■ What the task asks ■
Only an exact repetition of all the entries will be accepted.

==============================

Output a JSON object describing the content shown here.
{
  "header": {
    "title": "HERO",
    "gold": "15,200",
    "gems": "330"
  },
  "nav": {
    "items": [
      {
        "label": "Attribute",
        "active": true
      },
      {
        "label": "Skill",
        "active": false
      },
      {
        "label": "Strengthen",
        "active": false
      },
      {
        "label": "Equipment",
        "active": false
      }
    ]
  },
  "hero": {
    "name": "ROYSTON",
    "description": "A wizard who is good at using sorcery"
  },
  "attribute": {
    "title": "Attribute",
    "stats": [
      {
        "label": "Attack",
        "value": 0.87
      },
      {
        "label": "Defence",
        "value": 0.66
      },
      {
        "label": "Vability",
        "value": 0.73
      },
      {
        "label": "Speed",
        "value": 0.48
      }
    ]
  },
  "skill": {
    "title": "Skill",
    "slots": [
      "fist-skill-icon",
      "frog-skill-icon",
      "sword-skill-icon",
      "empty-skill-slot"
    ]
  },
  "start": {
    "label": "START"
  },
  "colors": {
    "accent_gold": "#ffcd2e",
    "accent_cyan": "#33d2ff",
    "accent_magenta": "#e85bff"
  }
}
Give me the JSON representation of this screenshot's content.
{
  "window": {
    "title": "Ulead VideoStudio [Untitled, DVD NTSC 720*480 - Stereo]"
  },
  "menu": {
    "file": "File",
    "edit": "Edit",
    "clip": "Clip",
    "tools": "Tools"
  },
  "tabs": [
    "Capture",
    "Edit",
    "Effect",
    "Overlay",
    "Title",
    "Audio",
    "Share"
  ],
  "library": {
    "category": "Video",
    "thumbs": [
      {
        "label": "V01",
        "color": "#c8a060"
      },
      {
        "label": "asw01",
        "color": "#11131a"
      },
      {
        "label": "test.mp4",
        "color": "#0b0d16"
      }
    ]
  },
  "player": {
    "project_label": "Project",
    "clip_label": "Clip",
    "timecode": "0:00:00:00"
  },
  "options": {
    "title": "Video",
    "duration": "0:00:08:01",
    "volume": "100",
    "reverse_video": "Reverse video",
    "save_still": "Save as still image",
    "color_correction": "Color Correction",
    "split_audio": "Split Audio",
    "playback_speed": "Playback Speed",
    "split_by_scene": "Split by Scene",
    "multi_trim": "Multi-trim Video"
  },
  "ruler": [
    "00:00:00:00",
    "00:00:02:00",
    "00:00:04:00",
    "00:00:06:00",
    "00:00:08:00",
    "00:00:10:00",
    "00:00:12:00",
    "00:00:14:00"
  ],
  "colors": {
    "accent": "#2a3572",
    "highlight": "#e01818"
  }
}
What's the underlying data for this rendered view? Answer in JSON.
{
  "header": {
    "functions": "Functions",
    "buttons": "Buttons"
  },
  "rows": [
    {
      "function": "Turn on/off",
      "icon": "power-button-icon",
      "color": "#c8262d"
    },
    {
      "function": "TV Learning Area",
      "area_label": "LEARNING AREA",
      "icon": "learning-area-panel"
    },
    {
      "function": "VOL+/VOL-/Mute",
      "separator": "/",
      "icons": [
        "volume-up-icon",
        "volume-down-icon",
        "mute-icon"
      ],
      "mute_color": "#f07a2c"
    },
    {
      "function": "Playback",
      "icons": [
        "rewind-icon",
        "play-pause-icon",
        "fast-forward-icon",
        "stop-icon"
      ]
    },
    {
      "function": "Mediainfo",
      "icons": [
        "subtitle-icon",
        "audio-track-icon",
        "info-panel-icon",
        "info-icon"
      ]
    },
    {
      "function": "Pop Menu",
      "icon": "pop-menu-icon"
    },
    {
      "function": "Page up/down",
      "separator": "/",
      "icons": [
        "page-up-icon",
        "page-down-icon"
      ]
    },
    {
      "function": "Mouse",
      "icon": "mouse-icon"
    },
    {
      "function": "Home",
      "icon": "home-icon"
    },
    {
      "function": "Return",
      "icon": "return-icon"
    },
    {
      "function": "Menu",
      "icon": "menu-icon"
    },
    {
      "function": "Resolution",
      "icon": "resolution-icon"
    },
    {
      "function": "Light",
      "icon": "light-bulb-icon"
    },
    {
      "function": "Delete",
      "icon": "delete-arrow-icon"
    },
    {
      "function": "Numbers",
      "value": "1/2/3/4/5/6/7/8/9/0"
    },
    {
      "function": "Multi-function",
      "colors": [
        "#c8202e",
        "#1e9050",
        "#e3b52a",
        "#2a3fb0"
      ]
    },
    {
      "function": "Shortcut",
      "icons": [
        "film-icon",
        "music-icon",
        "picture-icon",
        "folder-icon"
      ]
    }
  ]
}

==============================

■ Solution to this problem ■
Output a JSON object describing the content shown here.
{
  "header": {
    "title": "HERO",
    "gold": "15,200",
    "gems": "330"
  },
  "nav": {
    "items": [
      {
        "label": "Attribute",
        "active": true
      },
      {
        "label": "Skill",
        "active": false
      },
      {
        "label": "Strengthen",
        "active": false
      },
      {
        "label": "Equipment",
        "active": false
      }
    ]
  },
  "hero": {
    "name": "ROYSTON",
    "description": "A wizard who is good at using sorcery"
  },
  "attribute": {
    "title": "Attribute",
    "stats": [
      {
        "label": "Attack",
        "value": 0.87
      },
      {
        "label": "Defence",
        "value": 0.66
      },
      {
        "label": "Vability",
        "value": 0.73
      },
      {
        "label": "Speed",
        "value": 0.48
      }
    ]
  },
  "skill": {
    "title": "Skill",
    "slots": [
      "fist-skill-icon",
      "frog-skill-icon",
      "sword-skill-icon",
      "empty-skill-slot"
    ]
  },
  "start": {
    "label": "START"
  },
  "colors": {
    "accent_gold": "#ffcd2e",
    "accent_cyan": "#33d2ff",
    "accent_magenta": "#e85bff"
  }
}
Give me the JSON representation of this screenshot's content.
{
  "window": {
    "title": "Ulead VideoStudio [Untitled, DVD NTSC 720*480 - Stereo]"
  },
  "menu": {
    "file": "File",
    "edit": "Edit",
    "clip": "Clip",
    "tools": "Tools"
  },
  "tabs": [
    "Capture",
    "Edit",
    "Effect",
    "Overlay",
    "Title",
    "Audio",
    "Share"
  ],
  "library": {
    "category": "Video",
    "thumbs": [
      {
        "label": "V01",
        "color": "#c8a060"
      },
      {
        "label": "asw01",
        "color": "#11131a"
      },
      {
        "label": "test.mp4",
        "color": "#0b0d16"
      }
    ]
  },
  "player": {
    "project_label": "Project",
    "clip_label": "Clip",
    "timecode": "0:00:00:00"
  },
  "options": {
    "title": "Video",
    "duration": "0:00:08:01",
    "volume": "100",
    "reverse_video": "Reverse video",
    "save_still": "Save as still image",
    "color_correction": "Color Correction",
    "split_audio": "Split Audio",
    "playback_speed": "Playback Speed",
    "split_by_scene": "Split by Scene",
    "multi_trim": "Multi-trim Video"
  },
  "ruler": [
    "00:00:00:00",
    "00:00:02:00",
    "00:00:04:00",
    "00:00:06:00",
    "00:00:08:00",
    "00:00:10:00",
    "00:00:12:00",
    "00:00:14:00"
  ],
  "colors": {
    "accent": "#2a3572",
    "highlight": "#e01818"
  }
}
What's the underlying data for this rendered view? Answer in JSON.
{
  "header": {
    "functions": "Functions",
    "buttons": "Buttons"
  },
  "rows": [
    {
      "function": "Turn on/off",
      "icon": "power-button-icon",
      "color": "#c8262d"
    },
    {
      "function": "TV Learning Area",
      "area_label": "LEARNING AREA",
      "icon": "learning-area-panel"
    },
    {
      "function": "VOL+/VOL-/Mute",
      "separator": "/",
      "icons": [
        "volume-up-icon",
        "volume-down-icon",
        "mute-icon"
      ],
      "mute_color": "#f07a2c"
    },
    {
      "function": "Playback",
      "icons": [
        "rewind-icon",
        "play-pause-icon",
        "fast-forward-icon",
        "stop-icon"
      ]
    },
    {
      "function": "Mediainfo",
      "icons": [
        "subtitle-icon",
        "audio-track-icon",
        "info-panel-icon",
        "info-icon"
      ]
    },
    {
      "function": "Pop Menu",
      "icon": "pop-menu-icon"
    },
    {
      "function": "Page up/down",
      "separator": "/",
      "icons": [
        "page-up-icon",
        "page-down-icon"
      ]
    },
    {
      "function": "Mouse",
      "icon": "mouse-icon"
    },
    {
      "function": "Home",
      "icon": "home-icon"
    },
    {
      "function": "Return",
      "icon": "return-icon"
    },
    {
      "function": "Menu",
      "icon": "menu-icon"
    },
    {
      "function": "Resolution",
      "icon": "resolution-icon"
    },
    {
      "function": "Light",
      "icon": "light-bulb-icon"
    },
    {
      "function": "Delete",
      "icon": "delete-arrow-icon"
    },
    {
      "function": "Numbers",
      "value": "1/2/3/4/5/6/7/8/9/0"
    },
    {
      "function": "Multi-function",
      "colors": [
        "#c8202e",
        "#1e9050",
        "#e3b52a",
        "#2a3fb0"
      ]
    },
    {
      "function": "Shortcut",
      "icons": [
        "film-icon",
        "music-icon",
        "picture-icon",
        "folder-icon"
      ]
    }
  ]
}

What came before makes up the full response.